Paper Reviewed
Xia, P., Meng, X., Li, Z., Feng, A., Yin, P. and Zhang, Y. 2015. Mangrove development and its response to environmental change in Yingluo Bay (SW China) during the last 150 years: Stable carbon isotopes and mangrove pollen. Organic Geochemistry 85: 32-41.

Writing as background for their work, Xia et al. (2015) note that mangrove forests are highly productive ecosystems with an average daily global carbon productivity of 2500 mg per square meter (Clough, 1998; Jennerjahn and Ittekkot, 2002), resulting in an annual accumulation of 26.1 Tg of organic carbon (Breithaupt et al., 2012). Consequently, mangroves play "an important role in controlling atmospheric CO2 on longer geologic time scales, due to the substantial amounts of organic matter buried in mangrove sediments (Jennerjahn and Ittekkot, 2002; Burdige, 2007; Alongi, 2008)." However, in recent years mangrove forests have declined significantly -- approximately 30 percent since 1980 -- and some projections indicate they may decline an additional 25 percent over the next decade or so as a result of human activity and climate change. And that consequence could hold still other important consequences for the global carbon cycle.

In light of the above, Xia et al. write it is important to understand the dynamics of mangrove communities and how they respond to the environmental and human development pressures they face. Focusing solely on environmental influences, therefore, the team of six Chinese researchers set out to investigate the temporal evolution of a mangrove forest community in the Shankouy Mangrove National Nature Reserve by performing a series of analyses on two sediment cores retrieved off the coast of the Shatian Peninsula, southern China (109.62-109.78°E, 21.47-21.62°N). Specifically, the aim of their study was, among other things, "to provide information on the adaptation or mortality of mangroves with past environmental change, including temperature, precipitation and sea level fluctuation" in a location "considered natural, i.e., not greatly influenced by human activity." And what did their study reveal?

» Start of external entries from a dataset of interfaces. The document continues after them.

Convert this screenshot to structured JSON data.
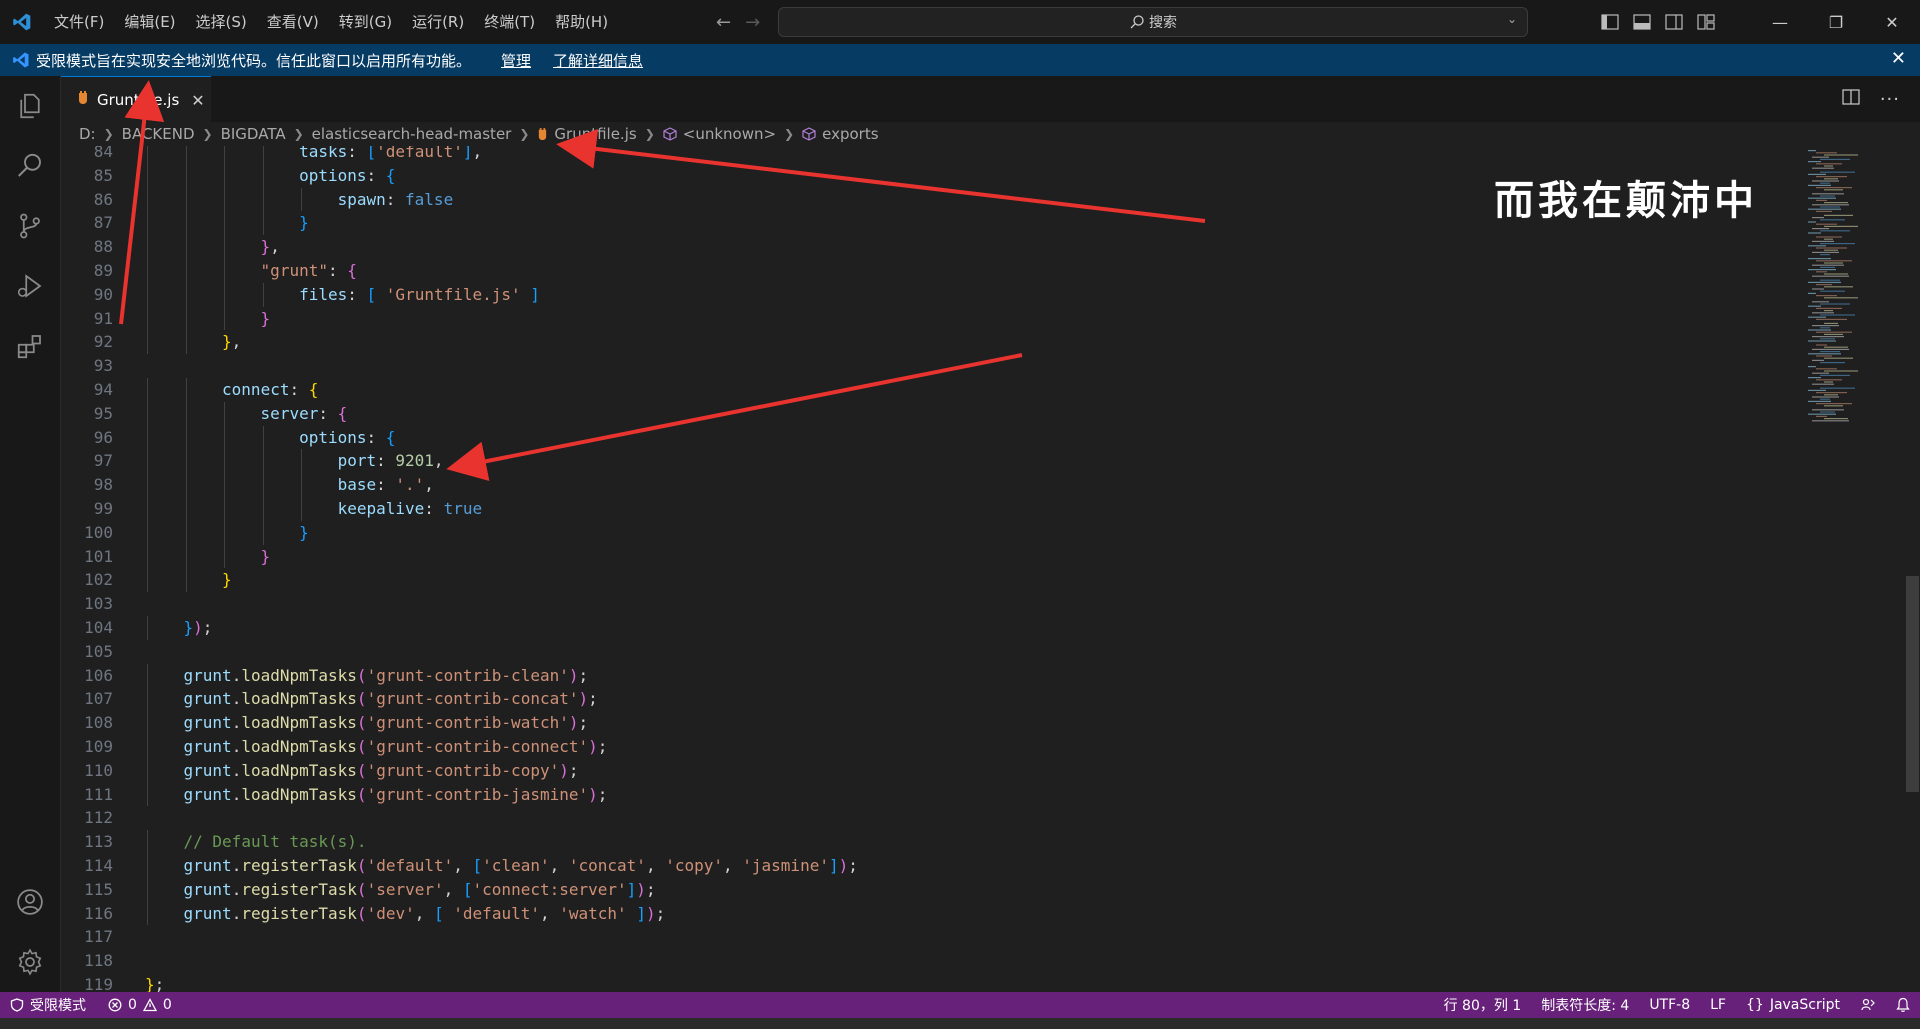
{
  "menu": [
    "文件(F)",
    "编辑(E)",
    "选择(S)",
    "查看(V)",
    "转到(G)",
    "运行(R)",
    "终端(T)",
    "帮助(H)"
  ],
  "search": {
    "label": "搜索"
  },
  "banner": {
    "message": "受限模式旨在实现安全地浏览代码。信任此窗口以启用所有功能。",
    "manage_link": "管理",
    "learn_more_link": "了解详细信息"
  },
  "tab": {
    "filename": "Gruntfile.js"
  },
  "breadcrumb": [
    "D:",
    "BACKEND",
    "BIGDATA",
    "elasticsearch-head-master",
    "Gruntfile.js",
    "<unknown>",
    "exports"
  ],
  "watermark": "而我在颠沛中",
  "colors": {
    "keyword": "#569cd6",
    "property": "#9cdcfe",
    "string": "#ce9178",
    "number": "#b5cea8",
    "function": "#dcdcaa",
    "comment": "#6a9955",
    "plain": "#d4d4d4",
    "bracket1": "#ffd700",
    "bracket2": "#da70d6",
    "bracket3": "#179fff",
    "accent": "#0078d4",
    "statusbar": "#68217a",
    "arrow": "#e8332f"
  },
  "code_lines": [
    {
      "n": 84,
      "indent": 4,
      "tokens": [
        [
          "tasks",
          "property"
        ],
        [
          ": ",
          "plain"
        ],
        [
          "[",
          "bracket3"
        ],
        [
          "'default'",
          "string"
        ],
        [
          "]",
          "bracket3"
        ],
        [
          ",",
          "plain"
        ]
      ]
    },
    {
      "n": 85,
      "indent": 4,
      "tokens": [
        [
          "options",
          "property"
        ],
        [
          ": ",
          "plain"
        ],
        [
          "{",
          "bracket3"
        ]
      ]
    },
    {
      "n": 86,
      "indent": 5,
      "tokens": [
        [
          "spawn",
          "property"
        ],
        [
          ": ",
          "plain"
        ],
        [
          "false",
          "keyword"
        ]
      ]
    },
    {
      "n": 87,
      "indent": 4,
      "tokens": [
        [
          "}",
          "bracket3"
        ]
      ]
    },
    {
      "n": 88,
      "indent": 3,
      "tokens": [
        [
          "}",
          "bracket2"
        ],
        [
          ",",
          "plain"
        ]
      ]
    },
    {
      "n": 89,
      "indent": 3,
      "tokens": [
        [
          "\"grunt\"",
          "string"
        ],
        [
          ": ",
          "plain"
        ],
        [
          "{",
          "bracket2"
        ]
      ]
    },
    {
      "n": 90,
      "indent": 4,
      "tokens": [
        [
          "files",
          "property"
        ],
        [
          ": ",
          "plain"
        ],
        [
          "[",
          "bracket3"
        ],
        [
          " ",
          "plain"
        ],
        [
          "'Gruntfile.js'",
          "string"
        ],
        [
          " ",
          "plain"
        ],
        [
          "]",
          "bracket3"
        ]
      ]
    },
    {
      "n": 91,
      "indent": 3,
      "tokens": [
        [
          "}",
          "bracket2"
        ]
      ]
    },
    {
      "n": 92,
      "indent": 2,
      "tokens": [
        [
          "}",
          "bracket1"
        ],
        [
          ",",
          "plain"
        ]
      ]
    },
    {
      "n": 93,
      "indent": 0,
      "tokens": []
    },
    {
      "n": 94,
      "indent": 2,
      "tokens": [
        [
          "connect",
          "property"
        ],
        [
          ": ",
          "plain"
        ],
        [
          "{",
          "bracket1"
        ]
      ]
    },
    {
      "n": 95,
      "indent": 3,
      "tokens": [
        [
          "server",
          "property"
        ],
        [
          ": ",
          "plain"
        ],
        [
          "{",
          "bracket2"
        ]
      ]
    },
    {
      "n": 96,
      "indent": 4,
      "tokens": [
        [
          "options",
          "property"
        ],
        [
          ": ",
          "plain"
        ],
        [
          "{",
          "bracket3"
        ]
      ]
    },
    {
      "n": 97,
      "indent": 5,
      "tokens": [
        [
          "port",
          "property"
        ],
        [
          ": ",
          "plain"
        ],
        [
          "9201",
          "number"
        ],
        [
          ",",
          "plain"
        ]
      ]
    },
    {
      "n": 98,
      "indent": 5,
      "tokens": [
        [
          "base",
          "property"
        ],
        [
          ": ",
          "plain"
        ],
        [
          "'.'",
          "string"
        ],
        [
          ",",
          "plain"
        ]
      ]
    },
    {
      "n": 99,
      "indent": 5,
      "tokens": [
        [
          "keepalive",
          "property"
        ],
        [
          ": ",
          "plain"
        ],
        [
          "true",
          "keyword"
        ]
      ]
    },
    {
      "n": 100,
      "indent": 4,
      "tokens": [
        [
          "}",
          "bracket3"
        ]
      ]
    },
    {
      "n": 101,
      "indent": 3,
      "tokens": [
        [
          "}",
          "bracket2"
        ]
      ]
    },
    {
      "n": 102,
      "indent": 2,
      "tokens": [
        [
          "}",
          "bracket1"
        ]
      ]
    },
    {
      "n": 103,
      "indent": 0,
      "tokens": []
    },
    {
      "n": 104,
      "indent": 1,
      "tokens": [
        [
          "}",
          "bracket3"
        ],
        [
          ")",
          "bracket2"
        ],
        [
          ";",
          "plain"
        ]
      ]
    },
    {
      "n": 105,
      "indent": 0,
      "tokens": []
    },
    {
      "n": 106,
      "indent": 1,
      "tokens": [
        [
          "grunt",
          "property"
        ],
        [
          ".",
          "plain"
        ],
        [
          "loadNpmTasks",
          "function"
        ],
        [
          "(",
          "bracket2"
        ],
        [
          "'grunt-contrib-clean'",
          "string"
        ],
        [
          ")",
          "bracket2"
        ],
        [
          ";",
          "plain"
        ]
      ]
    },
    {
      "n": 107,
      "indent": 1,
      "tokens": [
        [
          "grunt",
          "property"
        ],
        [
          ".",
          "plain"
        ],
        [
          "loadNpmTasks",
          "function"
        ],
        [
          "(",
          "bracket2"
        ],
        [
          "'grunt-contrib-concat'",
          "string"
        ],
        [
          ")",
          "bracket2"
        ],
        [
          ";",
          "plain"
        ]
      ]
    },
    {
      "n": 108,
      "indent": 1,
      "tokens": [
        [
          "grunt",
          "property"
        ],
        [
          ".",
          "plain"
        ],
        [
          "loadNpmTasks",
          "function"
        ],
        [
          "(",
          "bracket2"
        ],
        [
          "'grunt-contrib-watch'",
          "string"
        ],
        [
          ")",
          "bracket2"
        ],
        [
          ";",
          "plain"
        ]
      ]
    },
    {
      "n": 109,
      "indent": 1,
      "tokens": [
        [
          "grunt",
          "property"
        ],
        [
          ".",
          "plain"
        ],
        [
          "loadNpmTasks",
          "function"
        ],
        [
          "(",
          "bracket2"
        ],
        [
          "'grunt-contrib-connect'",
          "string"
        ],
        [
          ")",
          "bracket2"
        ],
        [
          ";",
          "plain"
        ]
      ]
    },
    {
      "n": 110,
      "indent": 1,
      "tokens": [
        [
          "grunt",
          "property"
        ],
        [
          ".",
          "plain"
        ],
        [
          "loadNpmTasks",
          "function"
        ],
        [
          "(",
          "bracket2"
        ],
        [
          "'grunt-contrib-copy'",
          "string"
        ],
        [
          ")",
          "bracket2"
        ],
        [
          ";",
          "plain"
        ]
      ]
    },
    {
      "n": 111,
      "indent": 1,
      "tokens": [
        [
          "grunt",
          "property"
        ],
        [
          ".",
          "plain"
        ],
        [
          "loadNpmTasks",
          "function"
        ],
        [
          "(",
          "bracket2"
        ],
        [
          "'grunt-contrib-jasmine'",
          "string"
        ],
        [
          ")",
          "bracket2"
        ],
        [
          ";",
          "plain"
        ]
      ]
    },
    {
      "n": 112,
      "indent": 0,
      "tokens": []
    },
    {
      "n": 113,
      "indent": 1,
      "tokens": [
        [
          "// Default task(s).",
          "comment"
        ]
      ]
    },
    {
      "n": 114,
      "indent": 1,
      "tokens": [
        [
          "grunt",
          "property"
        ],
        [
          ".",
          "plain"
        ],
        [
          "registerTask",
          "function"
        ],
        [
          "(",
          "bracket2"
        ],
        [
          "'default'",
          "string"
        ],
        [
          ", ",
          "plain"
        ],
        [
          "[",
          "bracket3"
        ],
        [
          "'clean'",
          "string"
        ],
        [
          ", ",
          "plain"
        ],
        [
          "'concat'",
          "string"
        ],
        [
          ", ",
          "plain"
        ],
        [
          "'copy'",
          "string"
        ],
        [
          ", ",
          "plain"
        ],
        [
          "'jasmine'",
          "string"
        ],
        [
          "]",
          "bracket3"
        ],
        [
          ")",
          "bracket2"
        ],
        [
          ";",
          "plain"
        ]
      ]
    },
    {
      "n": 115,
      "indent": 1,
      "tokens": [
        [
          "grunt",
          "property"
        ],
        [
          ".",
          "plain"
        ],
        [
          "registerTask",
          "function"
        ],
        [
          "(",
          "bracket2"
        ],
        [
          "'server'",
          "string"
        ],
        [
          ", ",
          "plain"
        ],
        [
          "[",
          "bracket3"
        ],
        [
          "'connect:server'",
          "string"
        ],
        [
          "]",
          "bracket3"
        ],
        [
          ")",
          "bracket2"
        ],
        [
          ";",
          "plain"
        ]
      ]
    },
    {
      "n": 116,
      "indent": 1,
      "tokens": [
        [
          "grunt",
          "property"
        ],
        [
          ".",
          "plain"
        ],
        [
          "registerTask",
          "function"
        ],
        [
          "(",
          "bracket2"
        ],
        [
          "'dev'",
          "string"
        ],
        [
          ", ",
          "plain"
        ],
        [
          "[",
          "bracket3"
        ],
        [
          " ",
          "plain"
        ],
        [
          "'default'",
          "string"
        ],
        [
          ", ",
          "plain"
        ],
        [
          "'watch'",
          "string"
        ],
        [
          " ",
          "plain"
        ],
        [
          "]",
          "bracket3"
        ],
        [
          ")",
          "bracket2"
        ],
        [
          ";",
          "plain"
        ]
      ]
    },
    {
      "n": 117,
      "indent": 0,
      "tokens": []
    },
    {
      "n": 118,
      "indent": 0,
      "tokens": []
    },
    {
      "n": 119,
      "indent": 0,
      "tokens": [
        [
          "}",
          "bracket1"
        ],
        [
          ";",
          "plain"
        ]
      ]
    }
  ],
  "status": {
    "restricted": "受限模式",
    "errors": "0",
    "warnings": "0",
    "cursor": "行 80，列 1",
    "tab_size": "制表符长度: 4",
    "encoding": "UTF-8",
    "eol": "LF",
    "language": "JavaScript"
  }
}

According to the authors, there were two main stages of mangrove development over the past 150 years. The first stage occurred between 1870 and 1930 and represented a period of degradation. The second stage occurred between 1930 and the end of the record in 2011 and represented "a flourishing period" in mangrove development. Seeking to understand the cause of the two contrasting stages, Xia et al. compared data from their two sediment cores with climatic records, finding that the period of degradation corresponded with colder temperatures, while the flourishing period corresponded with warmer temperatures. Consequently, Xia et al. conclude that "temperature may be a key factor for the distribution and succession of mangrove communities in this region," and that factor is one in which warmer temperatures are better for mangrove development.

Alongi, D.M. 2008. Mangrove forests: resilience, protection from tsunamis, and responses to global climate change. Estuarine, Coastal and Shelf Science 76: 1-13.

Breithaupt, J.L., Smoak, J.M., Smith III, T.J., Sanders, C.J. and Hoare, A. 2012. Organic carbon burial rates in mangrove sediments: strengthening the global budget. Global Biogeochemical Cycles 26: GB3011, doi:10.1029/2012GB004375.

Burdige, D.J. 2007. Preservation of organic matter in marine sediments: controls, mechanisms, and an imbalance in sediment organic carbon budgets? Chemical Reviews 107: 467-485.

Clough, B. 1998. Mangrove forest productivity and biomass accumulation in Hinchinbrook Channel, Australia. Mangroves and Salt Marshes 2: 191-198.

Jennerjahn, T.C., Ittekkot, V. 2002. Relevance of mangroves for the production and deposition of organic matter along tropical continental margins. Naturwissenschaften 89: 23-30.

Posted 16 October 2015